Required action
For each entry below, output it exactly as it stands.

--- Data supplied Enclosed Below ---

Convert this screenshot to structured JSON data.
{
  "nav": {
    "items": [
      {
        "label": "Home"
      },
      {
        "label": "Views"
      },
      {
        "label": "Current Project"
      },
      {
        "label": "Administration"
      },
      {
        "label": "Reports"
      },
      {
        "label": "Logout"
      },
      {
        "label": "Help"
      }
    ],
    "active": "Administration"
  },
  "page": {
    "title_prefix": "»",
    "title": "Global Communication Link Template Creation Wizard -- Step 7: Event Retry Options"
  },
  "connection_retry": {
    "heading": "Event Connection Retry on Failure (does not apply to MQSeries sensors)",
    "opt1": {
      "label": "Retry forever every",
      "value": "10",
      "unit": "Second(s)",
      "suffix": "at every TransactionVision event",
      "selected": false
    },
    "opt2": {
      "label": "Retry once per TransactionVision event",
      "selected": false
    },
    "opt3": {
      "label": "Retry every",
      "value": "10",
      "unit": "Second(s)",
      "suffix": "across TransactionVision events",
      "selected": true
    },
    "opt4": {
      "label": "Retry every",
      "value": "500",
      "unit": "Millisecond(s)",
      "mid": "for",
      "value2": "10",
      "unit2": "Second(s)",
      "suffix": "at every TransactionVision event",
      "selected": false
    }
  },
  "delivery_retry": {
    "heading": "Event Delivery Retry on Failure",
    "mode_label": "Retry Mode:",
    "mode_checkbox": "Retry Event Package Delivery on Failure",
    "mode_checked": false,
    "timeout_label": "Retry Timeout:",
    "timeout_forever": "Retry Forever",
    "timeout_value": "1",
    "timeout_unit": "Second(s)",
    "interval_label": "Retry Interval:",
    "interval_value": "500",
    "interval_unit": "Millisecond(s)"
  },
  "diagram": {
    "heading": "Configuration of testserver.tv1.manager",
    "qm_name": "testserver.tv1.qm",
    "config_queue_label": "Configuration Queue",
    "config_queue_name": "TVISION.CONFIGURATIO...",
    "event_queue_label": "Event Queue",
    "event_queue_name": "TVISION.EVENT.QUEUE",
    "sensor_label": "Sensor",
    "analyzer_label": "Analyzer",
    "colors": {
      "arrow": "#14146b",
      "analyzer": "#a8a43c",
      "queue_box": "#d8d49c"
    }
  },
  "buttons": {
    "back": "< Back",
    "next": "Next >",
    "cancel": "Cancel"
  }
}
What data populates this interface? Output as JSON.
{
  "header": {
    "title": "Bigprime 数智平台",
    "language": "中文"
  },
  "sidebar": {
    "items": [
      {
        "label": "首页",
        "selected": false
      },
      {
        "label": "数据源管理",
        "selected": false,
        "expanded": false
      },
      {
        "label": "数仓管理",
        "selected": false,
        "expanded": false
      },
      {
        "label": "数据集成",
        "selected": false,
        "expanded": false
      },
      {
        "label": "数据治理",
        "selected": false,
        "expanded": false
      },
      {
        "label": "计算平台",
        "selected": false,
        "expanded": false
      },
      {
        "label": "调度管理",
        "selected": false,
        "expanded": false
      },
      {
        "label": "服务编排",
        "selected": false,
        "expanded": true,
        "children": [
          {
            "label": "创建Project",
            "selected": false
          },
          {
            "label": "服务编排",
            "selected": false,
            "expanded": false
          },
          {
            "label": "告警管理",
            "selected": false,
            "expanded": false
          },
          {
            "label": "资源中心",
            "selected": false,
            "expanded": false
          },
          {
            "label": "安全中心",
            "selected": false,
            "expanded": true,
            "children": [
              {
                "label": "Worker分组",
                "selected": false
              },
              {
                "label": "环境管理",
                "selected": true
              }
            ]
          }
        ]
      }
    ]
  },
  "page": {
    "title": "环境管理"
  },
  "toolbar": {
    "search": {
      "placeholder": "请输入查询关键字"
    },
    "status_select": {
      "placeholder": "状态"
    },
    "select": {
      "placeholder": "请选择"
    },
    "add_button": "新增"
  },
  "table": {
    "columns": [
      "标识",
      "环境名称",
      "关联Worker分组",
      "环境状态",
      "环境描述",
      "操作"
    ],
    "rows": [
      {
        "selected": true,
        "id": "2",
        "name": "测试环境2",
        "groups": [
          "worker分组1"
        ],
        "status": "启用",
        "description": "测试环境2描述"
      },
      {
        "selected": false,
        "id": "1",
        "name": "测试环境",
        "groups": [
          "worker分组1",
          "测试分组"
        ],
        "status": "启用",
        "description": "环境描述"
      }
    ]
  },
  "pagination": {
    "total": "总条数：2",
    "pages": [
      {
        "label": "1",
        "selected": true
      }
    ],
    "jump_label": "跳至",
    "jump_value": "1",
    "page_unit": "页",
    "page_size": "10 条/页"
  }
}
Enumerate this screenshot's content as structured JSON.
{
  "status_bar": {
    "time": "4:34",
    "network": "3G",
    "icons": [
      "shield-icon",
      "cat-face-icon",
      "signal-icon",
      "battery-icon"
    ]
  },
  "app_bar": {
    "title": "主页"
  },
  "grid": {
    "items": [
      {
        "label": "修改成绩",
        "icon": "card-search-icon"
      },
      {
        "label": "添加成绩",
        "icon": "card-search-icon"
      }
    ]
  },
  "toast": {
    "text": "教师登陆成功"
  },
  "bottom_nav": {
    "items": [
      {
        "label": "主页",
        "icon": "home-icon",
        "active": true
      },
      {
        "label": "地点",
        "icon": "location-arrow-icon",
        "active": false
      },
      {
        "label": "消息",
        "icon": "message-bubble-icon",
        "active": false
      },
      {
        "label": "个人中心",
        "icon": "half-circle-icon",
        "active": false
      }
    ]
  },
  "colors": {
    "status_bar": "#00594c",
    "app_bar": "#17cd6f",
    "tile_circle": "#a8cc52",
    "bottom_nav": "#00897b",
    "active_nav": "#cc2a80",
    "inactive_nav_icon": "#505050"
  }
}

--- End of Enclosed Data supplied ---

Final answer
Convert this screenshot to structured JSON data.
{
  "nav": {
    "items": [
      {
        "label": "Home"
      },
      {
        "label": "Views"
      },
      {
        "label": "Current Project"
      },
      {
        "label": "Administration"
      },
      {
        "label": "Reports"
      },
      {
        "label": "Logout"
      },
      {
        "label": "Help"
      }
    ],
    "active": "Administration"
  },
  "page": {
    "title_prefix": "»",
    "title": "Global Communication Link Template Creation Wizard -- Step 7: Event Retry Options"
  },
  "connection_retry": {
    "heading": "Event Connection Retry on Failure (does not apply to MQSeries sensors)",
    "opt1": {
      "label": "Retry forever every",
      "value": "10",
      "unit": "Second(s)",
      "suffix": "at every TransactionVision event",
      "selected": false
    },
    "opt2": {
      "label": "Retry once per TransactionVision event",
      "selected": false
    },
    "opt3": {
      "label": "Retry every",
      "value": "10",
      "unit": "Second(s)",
      "suffix": "across TransactionVision events",
      "selected": true
    },
    "opt4": {
      "label": "Retry every",
      "value": "500",
      "unit": "Millisecond(s)",
      "mid": "for",
      "value2": "10",
      "unit2": "Second(s)",
      "suffix": "at every TransactionVision event",
      "selected": false
    }
  },
  "delivery_retry": {
    "heading": "Event Delivery Retry on Failure",
    "mode_label": "Retry Mode:",
    "mode_checkbox": "Retry Event Package Delivery on Failure",
    "mode_checked": false,
    "timeout_label": "Retry Timeout:",
    "timeout_forever": "Retry Forever",
    "timeout_value": "1",
    "timeout_unit": "Second(s)",
    "interval_label": "Retry Interval:",
    "interval_value": "500",
    "interval_unit": "Millisecond(s)"
  },
  "diagram": {
    "heading": "Configuration of testserver.tv1.manager",
    "qm_name": "testserver.tv1.qm",
    "config_queue_label": "Configuration Queue",
    "config_queue_name": "TVISION.CONFIGURATIO...",
    "event_queue_label": "Event Queue",
    "event_queue_name": "TVISION.EVENT.QUEUE",
    "sensor_label": "Sensor",
    "analyzer_label": "Analyzer",
    "colors": {
      "arrow": "#14146b",
      "analyzer": "#a8a43c",
      "queue_box": "#d8d49c"
    }
  },
  "buttons": {
    "back": "< Back",
    "next": "Next >",
    "cancel": "Cancel"
  }
}
What data populates this interface? Output as JSON.
{
  "header": {
    "title": "Bigprime 数智平台",
    "language": "中文"
  },
  "sidebar": {
    "items": [
      {
        "label": "首页",
        "selected": false
      },
      {
        "label": "数据源管理",
        "selected": false,
        "expanded": false
      },
      {
        "label": "数仓管理",
        "selected": false,
        "expanded": false
      },
      {
        "label": "数据集成",
        "selected": false,
        "expanded": false
      },
      {
        "label": "数据治理",
        "selected": false,
        "expanded": false
      },
      {
        "label": "计算平台",
        "selected": false,
        "expanded": false
      },
      {
        "label": "调度管理",
        "selected": false,
        "expanded": false
      },
      {
        "label": "服务编排",
        "selected": false,
        "expanded": true,
        "children": [
          {
            "label": "创建Project",
            "selected": false
          },
          {
            "label": "服务编排",
            "selected": false,
            "expanded": false
          },
          {
            "label": "告警管理",
            "selected": false,
            "expanded": false
          },
          {
            "label": "资源中心",
            "selected": false,
            "expanded": false
          },
          {
            "label": "安全中心",
            "selected": false,
            "expanded": true,
            "children": [
              {
                "label": "Worker分组",
                "selected": false
              },
              {
                "label": "环境管理",
                "selected": true
              }
            ]
          }
        ]
      }
    ]
  },
  "page": {
    "title": "环境管理"
  },
  "toolbar": {
    "search": {
      "placeholder": "请输入查询关键字"
    },
    "status_select": {
      "placeholder": "状态"
    },
    "select": {
      "placeholder": "请选择"
    },
    "add_button": "新增"
  },
  "table": {
    "columns": [
      "标识",
      "环境名称",
      "关联Worker分组",
      "环境状态",
      "环境描述",
      "操作"
    ],
    "rows": [
      {
        "selected": true,
        "id": "2",
        "name": "测试环境2",
        "groups": [
          "worker分组1"
        ],
        "status": "启用",
        "description": "测试环境2描述"
      },
      {
        "selected": false,
        "id": "1",
        "name": "测试环境",
        "groups": [
          "worker分组1",
          "测试分组"
        ],
        "status": "启用",
        "description": "环境描述"
      }
    ]
  },
  "pagination": {
    "total": "总条数：2",
    "pages": [
      {
        "label": "1",
        "selected": true
      }
    ],
    "jump_label": "跳至",
    "jump_value": "1",
    "page_unit": "页",
    "page_size": "10 条/页"
  }
}
Enumerate this screenshot's content as structured JSON.
{
  "status_bar": {
    "time": "4:34",
    "network": "3G",
    "icons": [
      "shield-icon",
      "cat-face-icon",
      "signal-icon",
      "battery-icon"
    ]
  },
  "app_bar": {
    "title": "主页"
  },
  "grid": {
    "items": [
      {
        "label": "修改成绩",
        "icon": "card-search-icon"
      },
      {
        "label": "添加成绩",
        "icon": "card-search-icon"
      }
    ]
  },
  "toast": {
    "text": "教师登陆成功"
  },
  "bottom_nav": {
    "items": [
      {
        "label": "主页",
        "icon": "home-icon",
        "active": true
      },
      {
        "label": "地点",
        "icon": "location-arrow-icon",
        "active": false
      },
      {
        "label": "消息",
        "icon": "message-bubble-icon",
        "active": false
      },
      {
        "label": "个人中心",
        "icon": "half-circle-icon",
        "active": false
      }
    ]
  },
  "colors": {
    "status_bar": "#00594c",
    "app_bar": "#17cd6f",
    "tile_circle": "#a8cc52",
    "bottom_nav": "#00897b",
    "active_nav": "#cc2a80",
    "inactive_nav_icon": "#505050"
  }
}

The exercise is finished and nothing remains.